Is DNS the Same as Server Name?
When it comes to understanding the workings of the internet, two terms that often get confused are DNS and server name. While they may seem similar, they are not the same thing. In this article, we will explore the differences between DNS and server name and how they function together to make the internet work.
DNS – Domain Name System
The Domain Name System (DNS) is a crucial component of the internet infrastructure. It acts as a translator between human-friendly domain names (such as www.example.com) and their corresponding IP addresses (such as 192.168.0.1). Without DNS, accessing websites would require remembering complex strings of numbers instead of simple domain names.
The DNS system consists of a network of servers that store and manage domain name records. When you type a website address into your browser’s address bar, your computer contacts a DNS server to find out the IP address associated with that domain name.
On the other hand, a server name refers to the specific name assigned to a particular server in a network. It is used to identify and distinguish one server from another within an internal or external network.
A server name can be any unique identifier chosen by the system administrator or network manager. It could be something descriptive like “webserver1” or “mailserver2”. The server name is primarily used for internal purposes within networks and does not directly translate to an accessible URL on the internet.
DNS vs Server Name – How They Work Together
To understand how DNS and server names work together, let’s consider an example:
- You want to access a website called www.com.
- Your computer first contacts a DNS server to resolve the domain name into an IP address.
- The DNS server looks up its records and finds the IP address associated with www.
- Your computer receives the IP address (let’s say it’s 192.
- Your computer then sends a request to the server with the corresponding IP address (192.1) to retrieve the website’s content.
In this example, the server name is not directly involved in the initial step of translating the domain name to an IP address. However, once your computer has obtained the IP address, it uses that information to communicate with the specific server identified by its server name (e.g., webserver1).
In conclusion, DNS and server names are not the same thing. DNS is responsible for translating human-friendly domain names into their corresponding IP addresses, while server names are used for internal identification within networks.

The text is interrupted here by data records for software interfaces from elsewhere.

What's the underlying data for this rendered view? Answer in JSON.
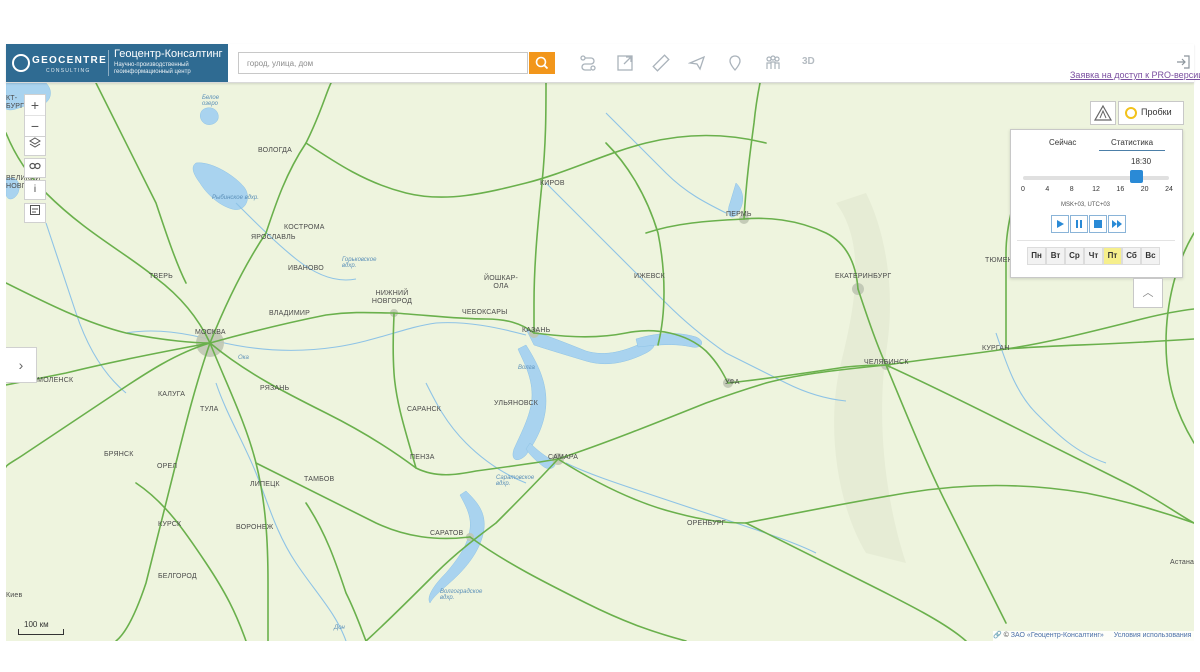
{
  "header": {
    "logo_word": "GEOCENTRE",
    "logo_sub": "CONSULTING",
    "company_name": "Геоцентр-Консалтинг",
    "company_desc": "Научно-производственный геоинформационный центр",
    "search_placeholder": "город, улица, дом",
    "tool_3d": "3D",
    "pro_link": "Заявка на доступ к PRO-версии"
  },
  "traffic": {
    "button_label": "Пробки",
    "tabs": [
      "Сейчас",
      "Статистика"
    ],
    "active_tab": "Статистика",
    "time": "18:30",
    "hour_value": 18.5,
    "hour_ticks": [
      "0",
      "4",
      "8",
      "12",
      "16",
      "20",
      "24"
    ],
    "timezone": "MSK+03, UTC+03",
    "days": [
      "Пн",
      "Вт",
      "Ср",
      "Чт",
      "Пт",
      "Сб",
      "Вс"
    ],
    "active_day": "Пт"
  },
  "map": {
    "scale_label": "100 км",
    "attribution": "ЗАО «Геоцентр-Консалтинг»",
    "terms": "Условия использования",
    "colors": {
      "land": "#eef4de",
      "water": "#a9d3ef",
      "road": "#6ab04c",
      "city": "#bfc6b3"
    },
    "cities": {
      "vologda": "ВОЛОГДА",
      "kirov": "КИРОВ",
      "perm": "ПЕРМЬ",
      "kostroma": "КОСТРОМА",
      "yaroslavl": "ЯРОСЛАВЛЬ",
      "ivanovo": "ИВАНОВО",
      "tver": "ТВЕРЬ",
      "nizhny": "НИЖНИЙ НОВГОРОД",
      "yoshkar": "ЙОШКАР-ОЛА",
      "cheboksary": "ЧЕБОКСАРЫ",
      "izhevsk": "ИЖЕВСК",
      "ekaterinburg": "ЕКАТЕРИНБУРГ",
      "tyumen": "ТЮМЕНЬ",
      "moscow": "МОСКВА",
      "vladimir": "ВЛАДИМИР",
      "kazan": "КАЗАНЬ",
      "kurgan": "КУРГАН",
      "ufa": "УФА",
      "chelyabinsk": "ЧЕЛЯБИНСК",
      "smolensk": "СМОЛЕНСК",
      "ryazan": "РЯЗАНЬ",
      "kaluga": "КАЛУГА",
      "tula": "ТУЛА",
      "saransk": "САРАНСК",
      "ulyanovsk": "УЛЬЯНОВСК",
      "bryansk": "БРЯНСК",
      "penza": "ПЕНЗА",
      "samara": "САМАРА",
      "orel": "ОРЕЛ",
      "lipetsk": "ЛИПЕЦК",
      "tambov": "ТАМБОВ",
      "orenburg": "ОРЕНБУРГ",
      "kursk": "КУРСК",
      "voronezh": "ВОРОНЕЖ",
      "saratov": "САРАТОВ",
      "belgorod": "БЕЛГОРОД",
      "astana": "Астана",
      "kiev": "Киев",
      "velikiy": "ВЕЛИКИЙ НОВГОРОД",
      "spb": "КТ-БУРГ"
    },
    "water_labels": {
      "beloe": "Белое озеро",
      "rybinsk": "Рыбинское вдхр.",
      "gorkovskoe": "Горьковское вдхр.",
      "saratovskoe": "Саратовское вдхр.",
      "volgogradskoe": "Волгоградское вдхр.",
      "volga": "Волга",
      "don": "Дон",
      "oka": "Ока"
    }
  }
}
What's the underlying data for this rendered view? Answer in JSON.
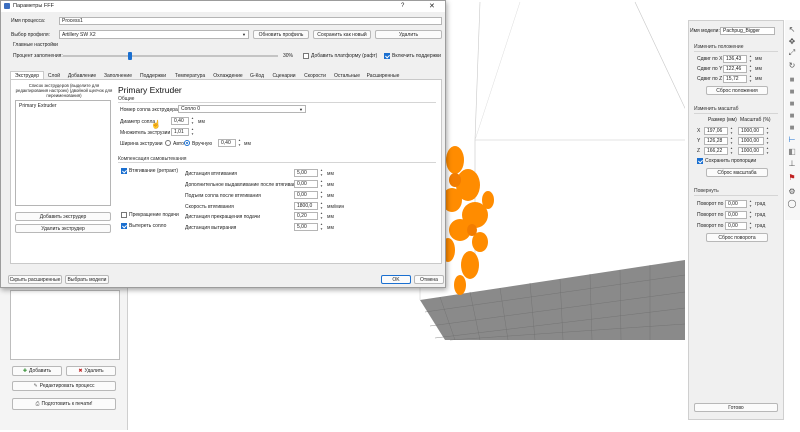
{
  "dialog": {
    "title": "Параметры FFF",
    "help": "?",
    "close": "✕",
    "process_name_label": "Имя процесса:",
    "process_name_value": "Process1",
    "profile_label": "Выбор профиля:",
    "profile_value": "Artillery SW X2",
    "update_profile_btn": "Обновить профиль",
    "save_as_new_btn": "Сохранить как новый",
    "delete_btn": "Удалить",
    "main_settings_label": "Главные настройки",
    "infill_label": "Процент заполнения:",
    "infill_percent": "30%",
    "infill_fraction": 0.3,
    "raft_label": "Добавить платформу (рафт)",
    "supports_label": "Включить поддержки",
    "tabs": [
      "Экструдер",
      "Слой",
      "Добавление",
      "Заполнение",
      "Поддержки",
      "Температура",
      "Охлаждение",
      "G-Код",
      "Сценарии",
      "Скорости",
      "Остальные",
      "Расширенные"
    ],
    "extruder_list_caption": "Список экструдеров (выделите для редактирования настроек) (двойной щелчок для переименования)",
    "extruder_item": "Primary Extruder",
    "add_extruder_btn": "Добавить экструдер",
    "remove_extruder_btn": "Удалить экструдер",
    "panel_title": "Primary Extruder",
    "general_section": "Общие",
    "nozzle_number_label": "Номер сопла экструдера",
    "nozzle_number_value": "Сопло 0",
    "nozzle_diameter_label": "Диаметр сопла",
    "nozzle_diameter_value": "0,40",
    "unit_mm": "мм",
    "extrusion_mult_label": "Множитель экструзии",
    "extrusion_mult_value": "1,01",
    "extrusion_width_label": "Ширина экструзии",
    "auto_label": "Авто",
    "manual_label": "Вручную",
    "extrusion_width_value": "0,40",
    "ooze_section": "Компенсация самовытекания",
    "retract_label": "Втягивание (ретракт)",
    "retract_distance_label": "Дистанция втягивания",
    "retract_distance_value": "5,00",
    "extra_restart_label": "Дополнительное выдавливание после втягивания",
    "extra_restart_value": "0,00",
    "lift_label": "Подъем сопла после втягивания",
    "lift_value": "0,00",
    "retract_speed_label": "Скорость втягивания",
    "retract_speed_value": "1800,0",
    "unit_mm_min": "мм/мин",
    "coast_label": "Прекращение подачи",
    "coast_distance_label": "Дистанция прекращения подачи",
    "coast_distance_value": "0,20",
    "wipe_label": "Вытереть сопло",
    "wipe_distance_label": "Дистанция вытирания",
    "wipe_distance_value": "5,00",
    "hide_advanced_btn": "Скрыть расширенные",
    "select_models_btn": "Выбрать модели",
    "ok_btn": "OK",
    "cancel_btn": "Отмена"
  },
  "left_panel": {
    "add_btn": "Добавить",
    "delete_btn": "Удалить",
    "edit_process_btn": "Редактировать процесс",
    "prepare_print_btn": "Подготовить к печати!"
  },
  "right_panel": {
    "model_name_label": "Имя модели:",
    "model_name_value": "Pachpug_Bigger",
    "position_section": "Изменить положение",
    "shift_x_label": "Сдвиг по X",
    "shift_x_value": "136,43",
    "shift_y_label": "Сдвиг по Y",
    "shift_y_value": "122,46",
    "shift_z_label": "Сдвиг по Z",
    "shift_z_value": "15,72",
    "unit_mm": "мм",
    "reset_position_btn": "Сброс положения",
    "scale_section": "Изменить масштаб",
    "size_header": "Размер (мм)",
    "scale_header": "Масштаб (%)",
    "axes": [
      "X",
      "Y",
      "Z"
    ],
    "sizes": [
      "197,06",
      "126,28",
      "166,22"
    ],
    "scales": [
      "1000,00",
      "1000,00",
      "1000,00"
    ],
    "keep_proportions_label": "Сохранить пропорции",
    "reset_scale_btn": "Сброс масштаба",
    "rotate_section": "Повернуть",
    "rot_x_label": "Поворот по X",
    "rot_x_value": "0,00",
    "rot_y_label": "Поворот по Y",
    "rot_y_value": "0,00",
    "rot_z_label": "Поворот по Z",
    "rot_z_value": "0,00",
    "unit_deg": "град",
    "reset_rotation_btn": "Сброс поворота",
    "done_btn": "Готово"
  },
  "colors": {
    "model": "#ff8c00",
    "bed": "#8a8a8a",
    "accent": "#1a6fd0",
    "viewport": "#ffffff"
  }
}
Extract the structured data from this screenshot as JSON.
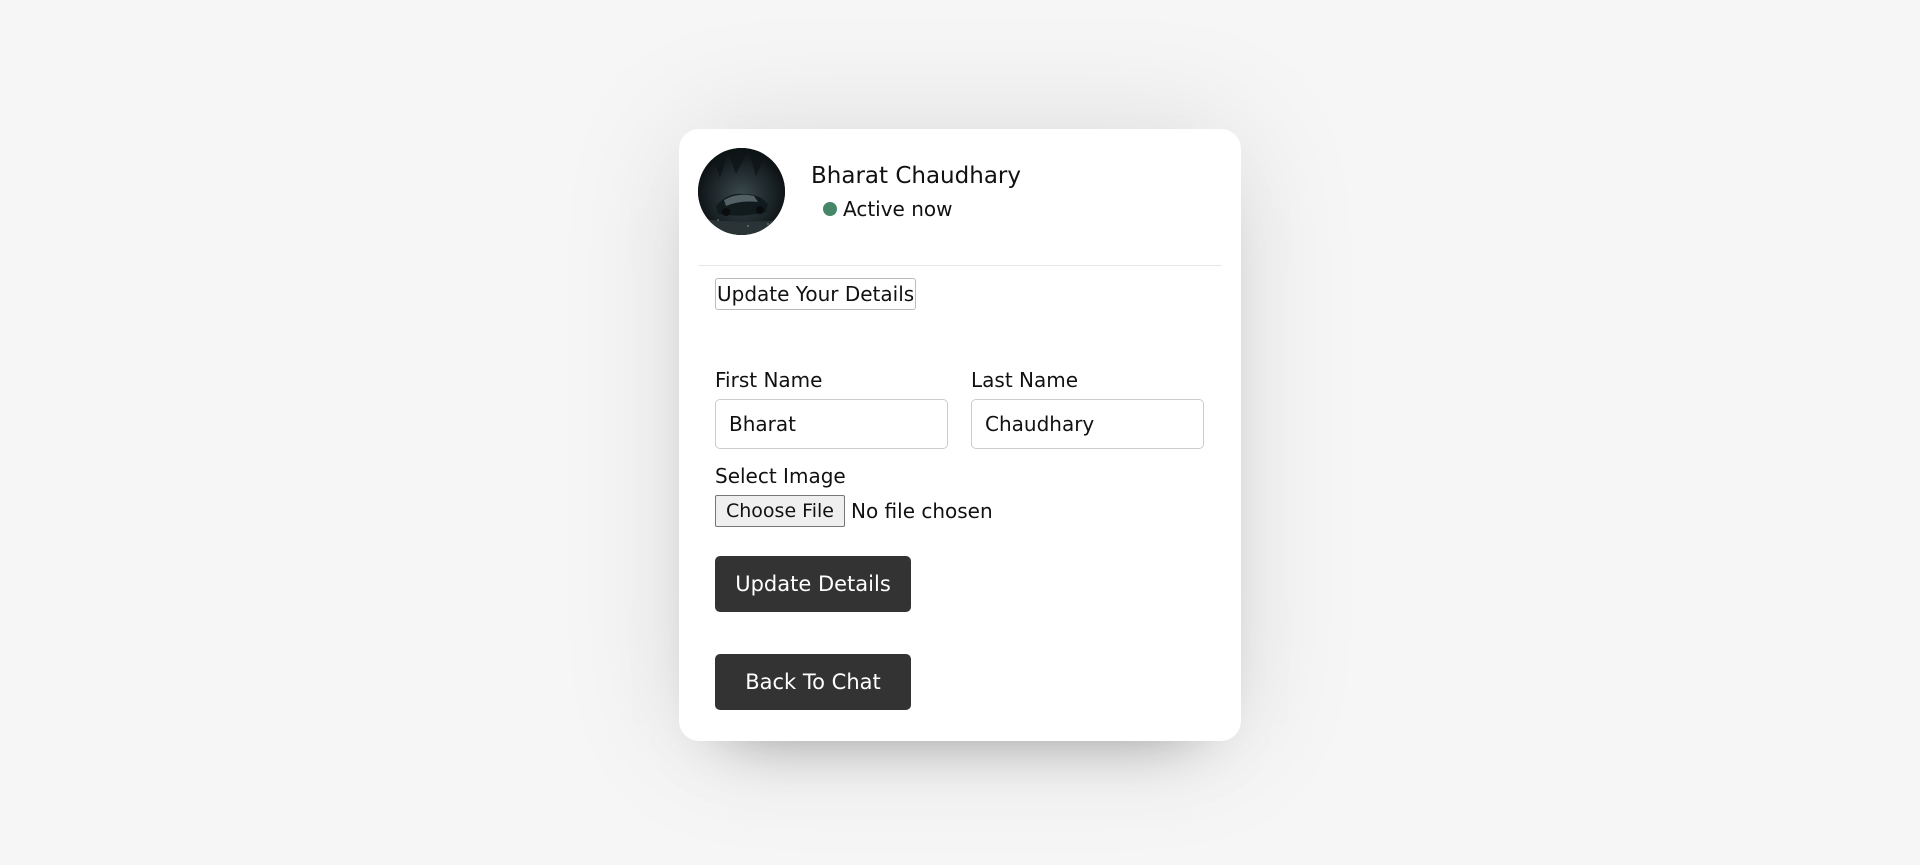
{
  "profile": {
    "name": "Bharat Chaudhary",
    "status": "Active now",
    "status_color": "#468669",
    "avatar_icon": "avatar-photo"
  },
  "form": {
    "title": "Update Your Details",
    "first_name_label": "First Name",
    "first_name_value": "Bharat",
    "last_name_label": "Last Name",
    "last_name_value": "Chaudhary",
    "image_label": "Select Image",
    "choose_file_label": "Choose File",
    "file_status": "No file chosen",
    "submit_label": "Update Details"
  },
  "navigation": {
    "back_label": "Back To Chat"
  },
  "colors": {
    "page_background": "#f6f6f6",
    "card_background": "#ffffff",
    "button_background": "#333333"
  }
}
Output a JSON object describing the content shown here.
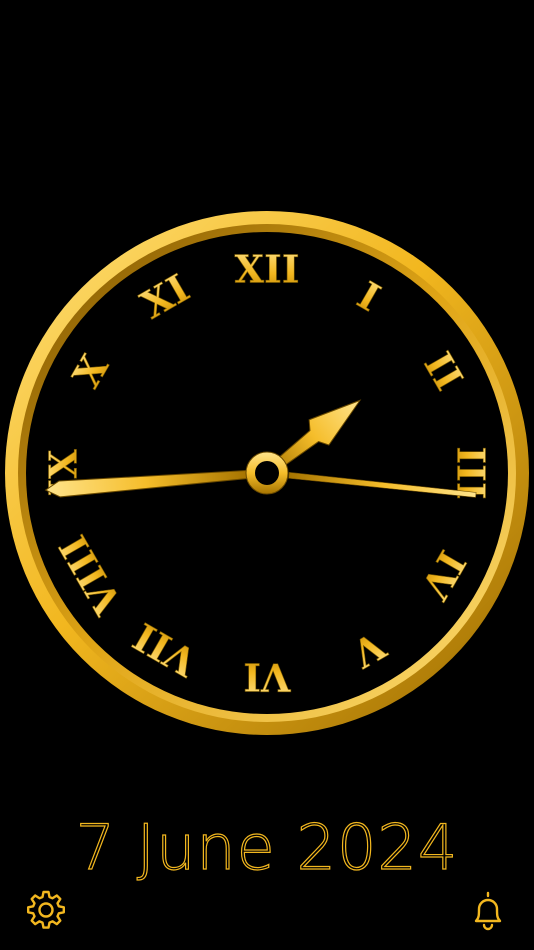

Understanding this distinction is essential for anyone working with network infrastructure or navigating the complexities of web development. By grasping how DNS and server names work together, you can gain a better understanding of how data is transmitted over the internet and how websites are accessed by users.